**WHAT YOU HAVE TO DO**
Among the entries below, copy every line that carries the word "title".

**Stored records**
:::

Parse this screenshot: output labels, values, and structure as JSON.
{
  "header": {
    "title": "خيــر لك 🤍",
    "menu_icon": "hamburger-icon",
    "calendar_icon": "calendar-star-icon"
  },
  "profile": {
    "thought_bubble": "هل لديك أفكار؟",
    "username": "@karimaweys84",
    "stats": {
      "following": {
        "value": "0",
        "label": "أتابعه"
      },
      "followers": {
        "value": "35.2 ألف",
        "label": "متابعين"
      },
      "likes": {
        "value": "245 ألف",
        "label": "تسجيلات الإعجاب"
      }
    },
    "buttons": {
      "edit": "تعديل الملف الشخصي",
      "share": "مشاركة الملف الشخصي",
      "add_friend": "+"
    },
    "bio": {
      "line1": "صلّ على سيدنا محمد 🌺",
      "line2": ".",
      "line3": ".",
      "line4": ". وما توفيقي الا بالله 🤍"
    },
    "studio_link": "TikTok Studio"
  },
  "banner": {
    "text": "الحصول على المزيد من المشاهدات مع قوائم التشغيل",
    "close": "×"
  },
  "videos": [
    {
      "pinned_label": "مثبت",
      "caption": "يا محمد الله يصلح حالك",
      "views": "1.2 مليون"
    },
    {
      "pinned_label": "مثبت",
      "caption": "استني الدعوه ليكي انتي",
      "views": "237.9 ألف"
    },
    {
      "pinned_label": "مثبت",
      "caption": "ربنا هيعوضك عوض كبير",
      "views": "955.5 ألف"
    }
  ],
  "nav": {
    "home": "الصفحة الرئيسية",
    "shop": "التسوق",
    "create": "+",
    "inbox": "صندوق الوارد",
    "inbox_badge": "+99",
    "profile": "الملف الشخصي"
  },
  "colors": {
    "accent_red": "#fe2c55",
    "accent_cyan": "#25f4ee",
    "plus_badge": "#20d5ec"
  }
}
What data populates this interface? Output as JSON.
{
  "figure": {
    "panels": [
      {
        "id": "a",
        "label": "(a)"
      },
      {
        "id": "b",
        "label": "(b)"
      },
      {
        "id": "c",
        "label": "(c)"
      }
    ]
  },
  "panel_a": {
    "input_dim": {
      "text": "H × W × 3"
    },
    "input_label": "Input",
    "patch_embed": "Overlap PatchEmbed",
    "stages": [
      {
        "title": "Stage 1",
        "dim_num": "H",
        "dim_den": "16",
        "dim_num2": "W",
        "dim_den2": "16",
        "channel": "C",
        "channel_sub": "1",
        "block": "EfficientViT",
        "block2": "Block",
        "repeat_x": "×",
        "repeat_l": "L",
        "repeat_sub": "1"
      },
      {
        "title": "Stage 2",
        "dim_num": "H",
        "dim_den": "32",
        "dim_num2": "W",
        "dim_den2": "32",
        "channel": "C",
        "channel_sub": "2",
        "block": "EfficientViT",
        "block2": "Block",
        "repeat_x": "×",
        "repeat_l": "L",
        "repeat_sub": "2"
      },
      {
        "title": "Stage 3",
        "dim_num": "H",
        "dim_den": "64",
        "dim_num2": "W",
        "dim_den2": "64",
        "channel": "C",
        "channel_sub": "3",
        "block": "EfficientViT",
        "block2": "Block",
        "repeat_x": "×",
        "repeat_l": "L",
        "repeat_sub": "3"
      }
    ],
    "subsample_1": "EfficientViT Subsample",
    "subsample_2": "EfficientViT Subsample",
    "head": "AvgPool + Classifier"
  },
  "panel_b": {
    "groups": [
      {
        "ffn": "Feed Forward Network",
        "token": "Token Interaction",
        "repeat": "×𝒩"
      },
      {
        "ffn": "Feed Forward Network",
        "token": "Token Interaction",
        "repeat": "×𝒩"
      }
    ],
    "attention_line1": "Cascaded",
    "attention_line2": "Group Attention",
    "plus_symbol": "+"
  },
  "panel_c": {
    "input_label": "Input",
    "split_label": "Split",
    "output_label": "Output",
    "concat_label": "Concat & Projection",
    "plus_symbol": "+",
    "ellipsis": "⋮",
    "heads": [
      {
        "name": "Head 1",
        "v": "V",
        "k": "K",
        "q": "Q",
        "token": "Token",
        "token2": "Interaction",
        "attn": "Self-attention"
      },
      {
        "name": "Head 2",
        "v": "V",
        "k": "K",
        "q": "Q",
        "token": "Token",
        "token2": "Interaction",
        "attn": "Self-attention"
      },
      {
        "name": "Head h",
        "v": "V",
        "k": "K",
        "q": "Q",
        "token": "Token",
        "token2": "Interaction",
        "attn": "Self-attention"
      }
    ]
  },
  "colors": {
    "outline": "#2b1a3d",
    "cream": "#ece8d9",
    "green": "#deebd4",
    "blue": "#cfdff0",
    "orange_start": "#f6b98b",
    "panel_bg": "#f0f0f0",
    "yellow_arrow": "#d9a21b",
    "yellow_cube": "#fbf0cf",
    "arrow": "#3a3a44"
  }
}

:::

**RESPONSE TO THE TASK**
    "title": "خيــر لك 🤍",
        "title": "Stage 1",
        "title": "Stage 2",
        "title": "Stage 3",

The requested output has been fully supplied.